> [Required work]: Filter the entries below, keeping only lines with "false".

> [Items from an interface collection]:
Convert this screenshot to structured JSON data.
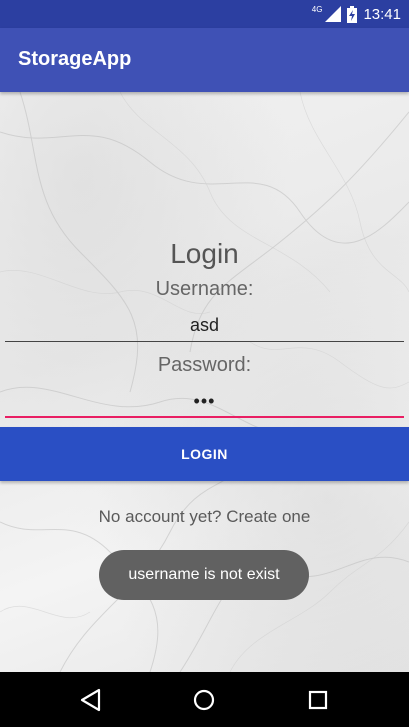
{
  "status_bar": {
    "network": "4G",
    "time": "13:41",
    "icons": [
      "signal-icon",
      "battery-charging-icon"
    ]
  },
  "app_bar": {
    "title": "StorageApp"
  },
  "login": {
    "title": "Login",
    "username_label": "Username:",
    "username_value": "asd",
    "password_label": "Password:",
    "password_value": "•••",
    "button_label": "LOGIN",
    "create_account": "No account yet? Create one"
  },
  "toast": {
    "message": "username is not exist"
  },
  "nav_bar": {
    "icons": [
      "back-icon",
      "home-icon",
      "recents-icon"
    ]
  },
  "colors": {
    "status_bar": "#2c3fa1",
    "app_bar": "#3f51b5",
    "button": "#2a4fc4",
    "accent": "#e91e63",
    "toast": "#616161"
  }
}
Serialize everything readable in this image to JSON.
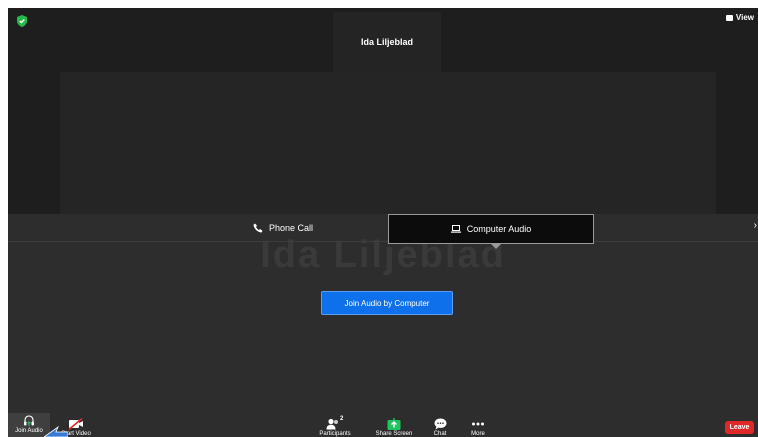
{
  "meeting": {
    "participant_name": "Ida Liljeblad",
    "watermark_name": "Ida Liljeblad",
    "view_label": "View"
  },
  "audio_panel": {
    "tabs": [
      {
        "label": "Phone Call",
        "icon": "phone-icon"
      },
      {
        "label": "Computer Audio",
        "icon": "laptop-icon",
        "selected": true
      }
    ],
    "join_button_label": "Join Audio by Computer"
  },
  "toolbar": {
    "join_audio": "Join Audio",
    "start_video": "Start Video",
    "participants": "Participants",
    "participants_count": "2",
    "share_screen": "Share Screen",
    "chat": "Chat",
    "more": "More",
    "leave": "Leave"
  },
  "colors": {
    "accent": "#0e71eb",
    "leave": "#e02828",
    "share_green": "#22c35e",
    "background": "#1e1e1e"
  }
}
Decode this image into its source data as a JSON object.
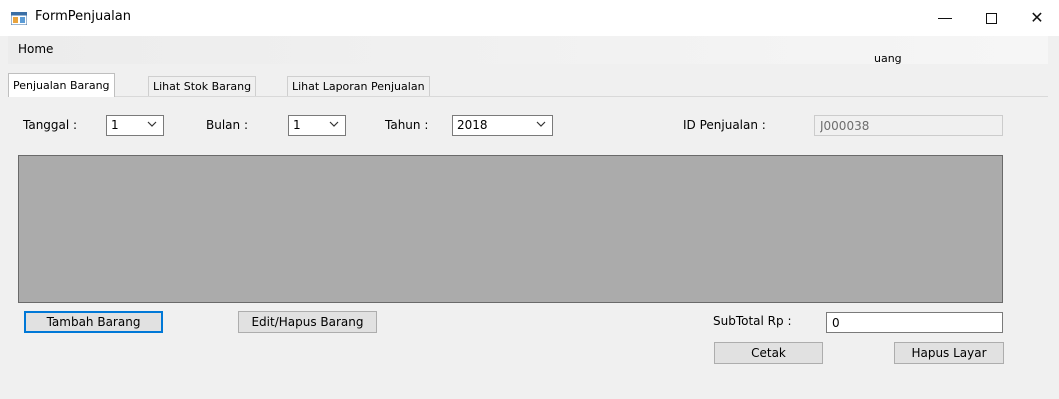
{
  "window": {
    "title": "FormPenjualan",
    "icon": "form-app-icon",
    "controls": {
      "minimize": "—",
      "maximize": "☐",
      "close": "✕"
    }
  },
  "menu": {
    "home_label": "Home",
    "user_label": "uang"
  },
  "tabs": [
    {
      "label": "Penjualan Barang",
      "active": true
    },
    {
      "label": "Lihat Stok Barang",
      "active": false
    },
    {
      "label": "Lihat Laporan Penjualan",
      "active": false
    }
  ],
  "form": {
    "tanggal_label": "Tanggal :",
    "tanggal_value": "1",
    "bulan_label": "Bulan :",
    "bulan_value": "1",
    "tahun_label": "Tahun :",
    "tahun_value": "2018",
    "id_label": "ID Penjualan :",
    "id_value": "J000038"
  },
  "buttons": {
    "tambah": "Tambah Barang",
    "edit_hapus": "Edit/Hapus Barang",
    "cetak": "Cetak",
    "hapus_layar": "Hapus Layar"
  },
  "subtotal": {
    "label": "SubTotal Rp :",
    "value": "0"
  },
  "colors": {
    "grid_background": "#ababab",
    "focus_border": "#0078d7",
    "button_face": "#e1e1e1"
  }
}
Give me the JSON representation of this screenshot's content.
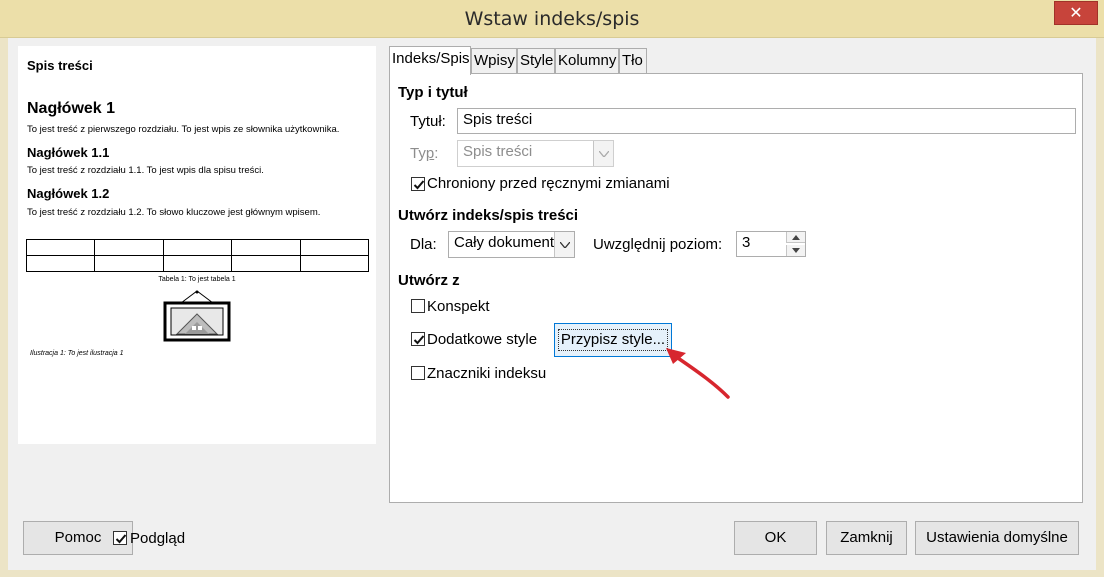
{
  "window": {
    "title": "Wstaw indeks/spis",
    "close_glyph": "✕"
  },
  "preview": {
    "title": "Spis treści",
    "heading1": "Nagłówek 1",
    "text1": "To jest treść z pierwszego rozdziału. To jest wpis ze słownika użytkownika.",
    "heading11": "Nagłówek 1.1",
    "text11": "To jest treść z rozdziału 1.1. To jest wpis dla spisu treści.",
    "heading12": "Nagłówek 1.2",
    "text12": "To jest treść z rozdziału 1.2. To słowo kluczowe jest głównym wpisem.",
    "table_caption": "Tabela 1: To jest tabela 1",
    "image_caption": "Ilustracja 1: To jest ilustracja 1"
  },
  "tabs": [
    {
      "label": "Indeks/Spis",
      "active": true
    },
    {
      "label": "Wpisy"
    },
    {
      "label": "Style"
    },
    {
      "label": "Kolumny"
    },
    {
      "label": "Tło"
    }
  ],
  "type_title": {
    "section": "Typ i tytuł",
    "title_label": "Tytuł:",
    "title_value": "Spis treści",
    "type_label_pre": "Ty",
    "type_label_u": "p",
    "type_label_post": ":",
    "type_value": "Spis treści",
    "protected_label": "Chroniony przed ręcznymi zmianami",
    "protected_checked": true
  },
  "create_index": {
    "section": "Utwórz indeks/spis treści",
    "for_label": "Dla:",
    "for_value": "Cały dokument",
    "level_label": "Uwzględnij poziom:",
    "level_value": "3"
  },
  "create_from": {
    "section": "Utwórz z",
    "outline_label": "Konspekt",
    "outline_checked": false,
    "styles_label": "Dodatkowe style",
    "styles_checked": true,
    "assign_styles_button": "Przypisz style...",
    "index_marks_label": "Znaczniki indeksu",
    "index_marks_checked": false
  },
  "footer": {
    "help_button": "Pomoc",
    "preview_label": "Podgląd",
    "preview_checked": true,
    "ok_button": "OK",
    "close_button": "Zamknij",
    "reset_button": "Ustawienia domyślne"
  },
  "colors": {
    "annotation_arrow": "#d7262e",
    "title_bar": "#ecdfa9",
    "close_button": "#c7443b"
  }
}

> [Result]:
      "active": false
      "active": false
    "outline_checked": false,
    "index_marks_checked": false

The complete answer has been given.